* _Exercise goal_: Every line of the data below should be printed exactly.

Website and app data records
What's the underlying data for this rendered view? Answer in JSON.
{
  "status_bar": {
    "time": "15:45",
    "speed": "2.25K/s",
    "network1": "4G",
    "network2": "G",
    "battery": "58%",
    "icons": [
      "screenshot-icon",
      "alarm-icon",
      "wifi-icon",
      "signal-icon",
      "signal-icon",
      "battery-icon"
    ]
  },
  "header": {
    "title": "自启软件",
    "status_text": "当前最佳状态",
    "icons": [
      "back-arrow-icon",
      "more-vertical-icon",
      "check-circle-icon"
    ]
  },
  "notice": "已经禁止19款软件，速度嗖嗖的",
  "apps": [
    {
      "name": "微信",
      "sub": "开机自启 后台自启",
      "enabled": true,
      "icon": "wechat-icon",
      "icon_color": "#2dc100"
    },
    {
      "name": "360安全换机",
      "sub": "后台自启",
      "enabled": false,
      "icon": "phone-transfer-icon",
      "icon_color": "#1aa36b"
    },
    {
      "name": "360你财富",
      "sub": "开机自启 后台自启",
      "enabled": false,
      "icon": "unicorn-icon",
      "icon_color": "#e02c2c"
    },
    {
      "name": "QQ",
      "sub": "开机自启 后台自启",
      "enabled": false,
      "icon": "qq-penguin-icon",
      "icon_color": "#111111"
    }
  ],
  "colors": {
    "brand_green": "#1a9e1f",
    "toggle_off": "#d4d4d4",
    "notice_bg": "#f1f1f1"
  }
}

* _Response to this task_:
What's the underlying data for this rendered view? Answer in JSON.
{
  "status_bar": {
    "time": "15:45",
    "speed": "2.25K/s",
    "network1": "4G",
    "network2": "G",
    "battery": "58%",
    "icons": [
      "screenshot-icon",
      "alarm-icon",
      "wifi-icon",
      "signal-icon",
      "signal-icon",
      "battery-icon"
    ]
  },
  "header": {
    "title": "自启软件",
    "status_text": "当前最佳状态",
    "icons": [
      "back-arrow-icon",
      "more-vertical-icon",
      "check-circle-icon"
    ]
  },
  "notice": "已经禁止19款软件，速度嗖嗖的",
  "apps": [
    {
      "name": "微信",
      "sub": "开机自启 后台自启",
      "enabled": true,
      "icon": "wechat-icon",
      "icon_color": "#2dc100"
    },
    {
      "name": "360安全换机",
      "sub": "后台自启",
      "enabled": false,
      "icon": "phone-transfer-icon",
      "icon_color": "#1aa36b"
    },
    {
      "name": "360你财富",
      "sub": "开机自启 后台自启",
      "enabled": false,
      "icon": "unicorn-icon",
      "icon_color": "#e02c2c"
    },
    {
      "name": "QQ",
      "sub": "开机自启 后台自启",
      "enabled": false,
      "icon": "qq-penguin-icon",
      "icon_color": "#111111"
    }
  ],
  "colors": {
    "brand_green": "#1a9e1f",
    "toggle_off": "#d4d4d4",
    "notice_bg": "#f1f1f1"
  }
}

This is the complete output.